By JP Floru
There is great political capital to be had from defeating Bob Crow’s RMT union. Crow’s sudden, pointless, and highly ineffective strike yesterday was aimed at complying with the requirement that a strike be commenced within 28 days of announcing it. If Crow had not announced a strike, Transport for London would have brought a High Court action to declare the strike illegal and next week’s strikes would have been prevented.
A large part of the 2,750,000 tube users are inconvenienced when the RMT goes on strike. This time the £40,000-salary, 35-hours working week drivers are unhappy because one of theirs has been fired over alleged abusive behaviour to colleagues.
Tube strikes have a highly disproportionate effect, as this conflict illustrates. It is the natural leverage public sector quasi monopolies benefit from. One can use other transport but that’s much slower, so it’s not really comparable.
It’s time for a standoff to defeat this militant trade union once and for all. The recipe is simple: the announcement that a driverless tube will be developed. This is not rocket science: we already have it for the Docklands Light Railway. Entirely automated metros already exist in cities like Copenhagen, Kuala Lumpur and Dubai. A large number of cities have some of their metro lines fully automated. What are we waiting for?
Fear of a quasi continuous strike? Weigh this inconvenience against the massive voter support which will be the inevitable reward of any politician who tries to defeat the unions. The RMT is bound to go bust if they go on striking for too long. So victory for the travelling public is a virtual certainty.
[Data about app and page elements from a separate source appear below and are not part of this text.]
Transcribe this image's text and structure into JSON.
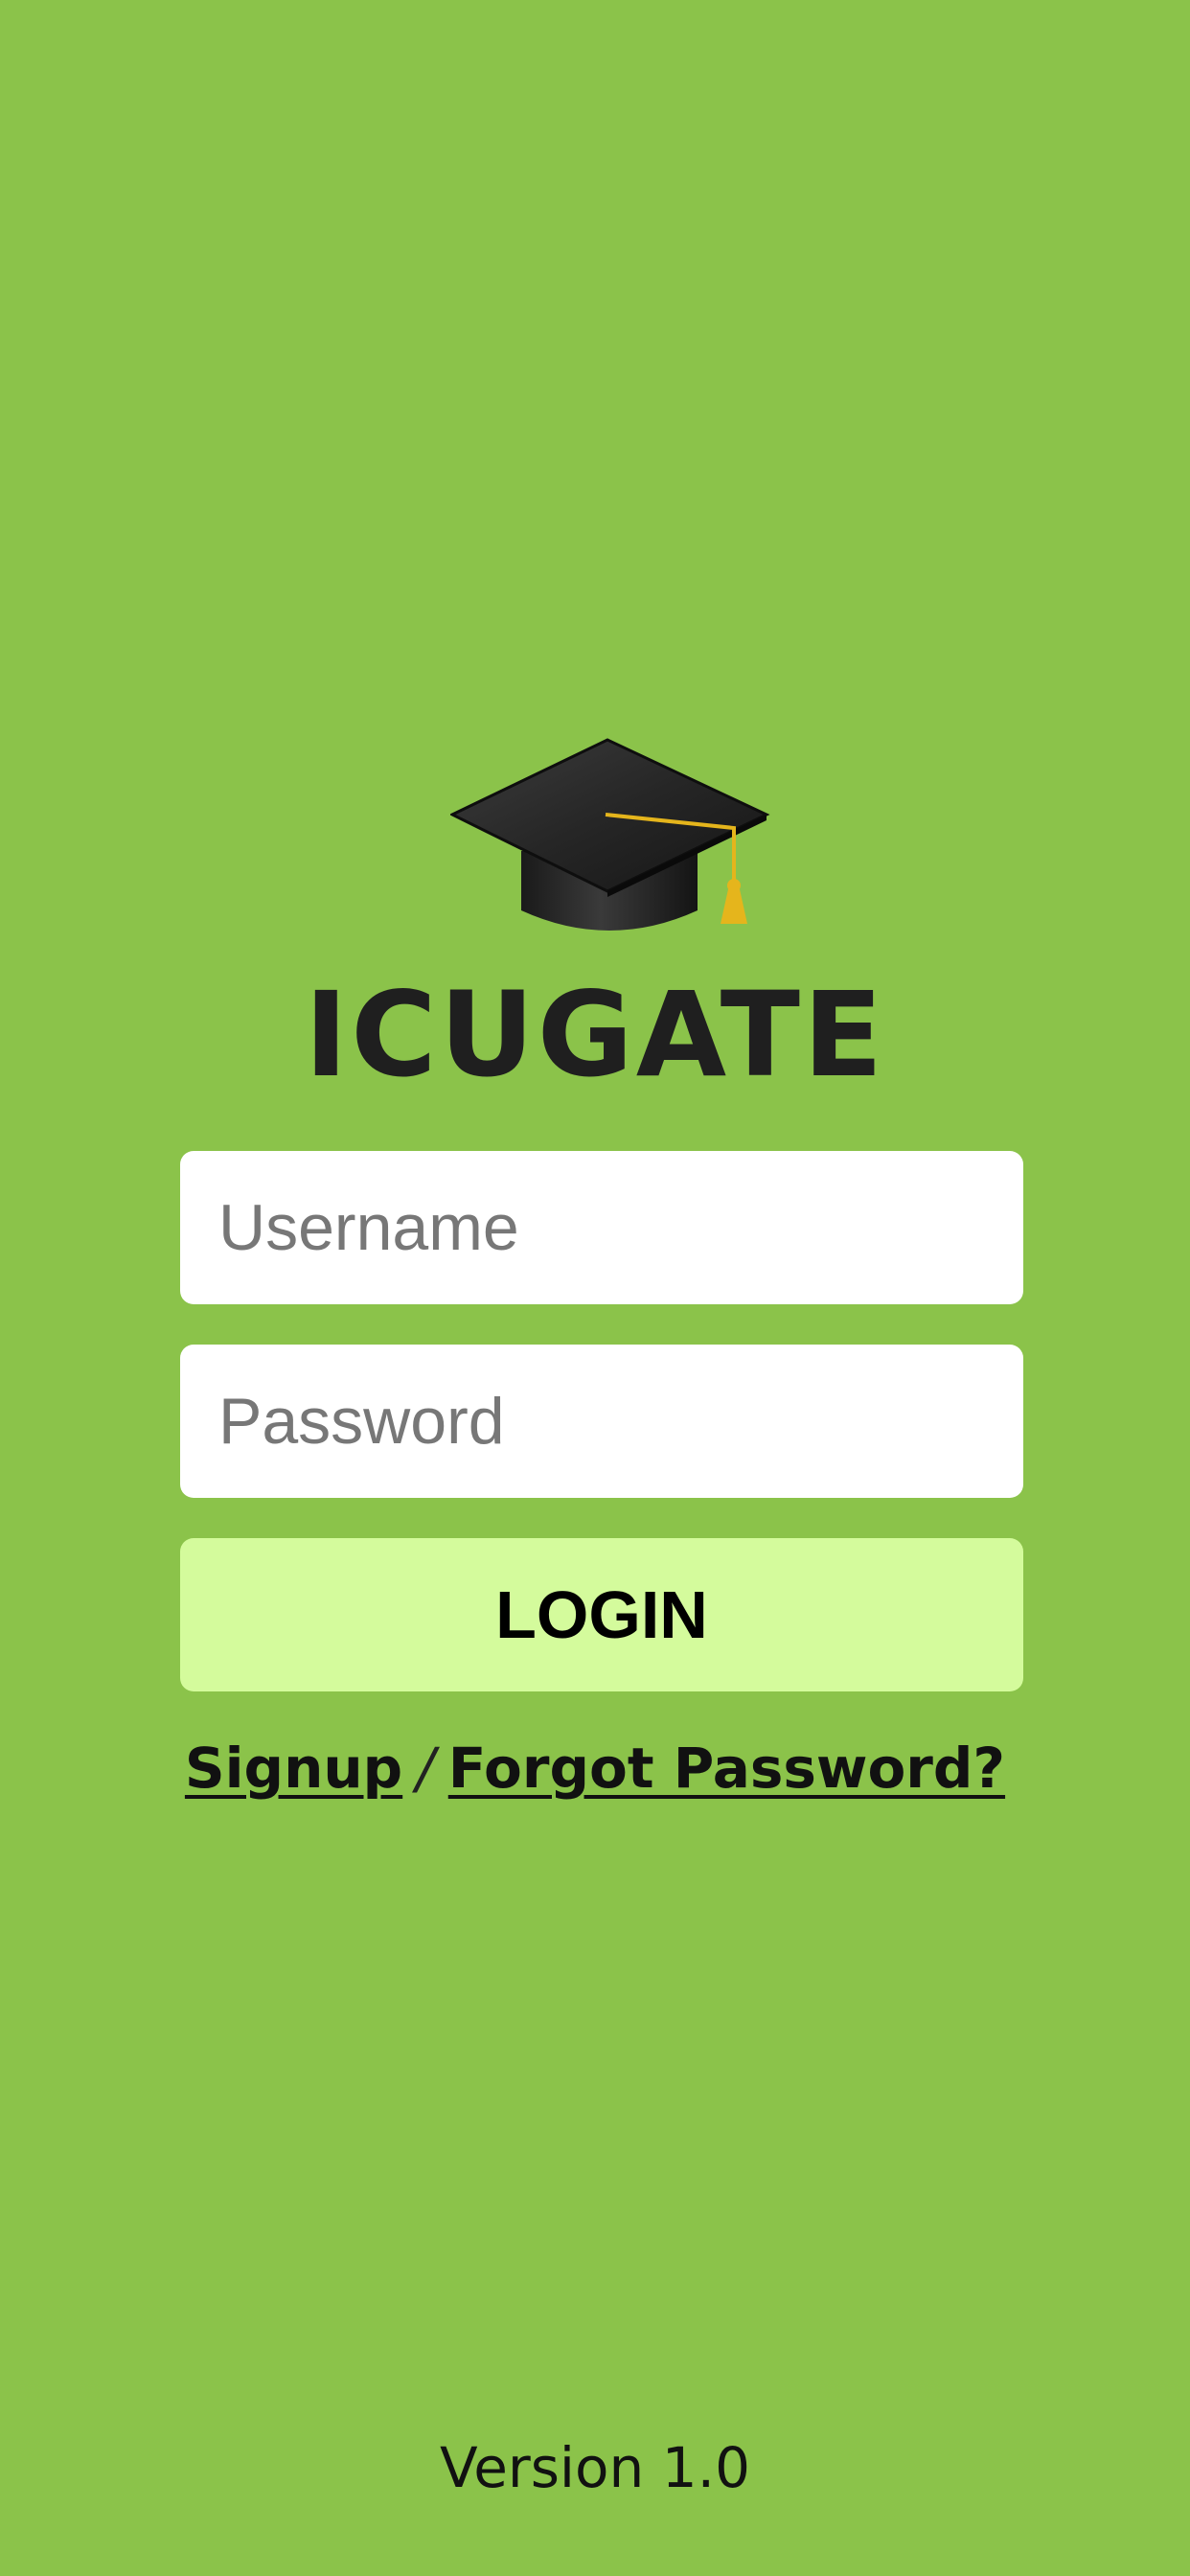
{
  "app": {
    "brand_name": "ICUGATE",
    "logo_icon": "graduation-cap-icon"
  },
  "login_form": {
    "username_placeholder": "Username",
    "username_value": "",
    "password_placeholder": "Password",
    "password_value": "",
    "login_label": "LOGIN"
  },
  "links": {
    "signup_label": "Signup",
    "separator": "/",
    "forgot_label": "Forgot Password?"
  },
  "footer": {
    "version_label": "Version 1.0"
  },
  "colors": {
    "background": "#8bc34a",
    "login_button": "#d4fb9c",
    "input_background": "#ffffff",
    "tassel": "#e5b51c"
  }
}
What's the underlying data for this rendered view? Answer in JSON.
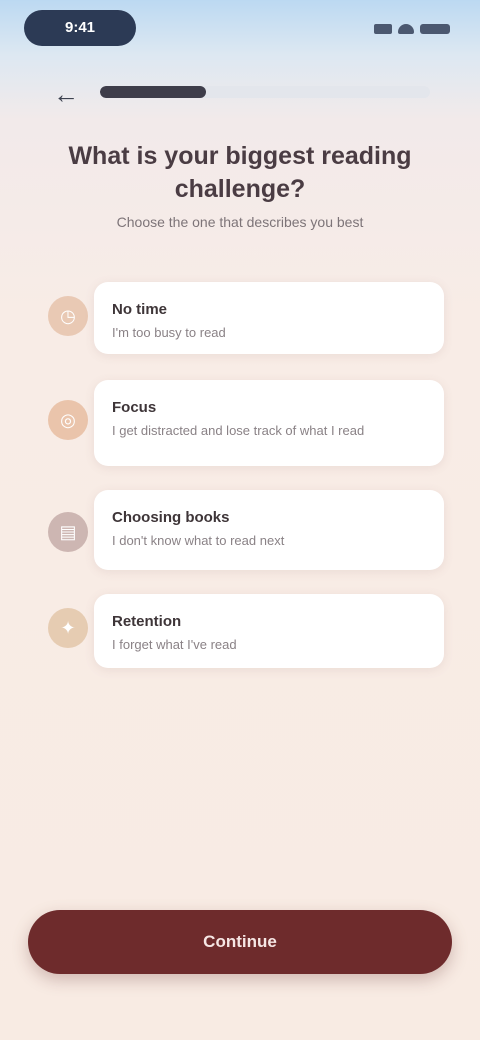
{
  "status_bar": {
    "time": "9:41"
  },
  "header": {
    "back_icon": "arrow-left-icon",
    "progress_fraction": 0.32
  },
  "title": "What is your biggest reading challenge?",
  "subtitle": "Choose the one that describes you best",
  "options": [
    {
      "icon": "clock-icon",
      "title": "No time",
      "description": "I'm too busy to read"
    },
    {
      "icon": "focus-icon",
      "title": "Focus",
      "description": "I get distracted and lose track of what I read"
    },
    {
      "icon": "book-icon",
      "title": "Choosing books",
      "description": "I don't know what to read next"
    },
    {
      "icon": "memory-icon",
      "title": "Retention",
      "description": "I forget what I've read"
    }
  ],
  "continue_label": "Continue",
  "colors": {
    "accent": "#6e2b2c",
    "background": "#f8ebe3",
    "progress": "#3e3d4a"
  }
}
Announcing a driverless tube would ensure Boris’s victory in next year’s mayoral elections. But alternatively, Cameron could also claim his Thatcher Moment – by making trade unions financially liable for loss suffered by third parties as a result of strikes. It is not acceptable that third parties who have nothing to do with an employer-employee conflict have to suffer financial loss. Changing the law would once and for all do away with the disproportionate leverage trade unions hold.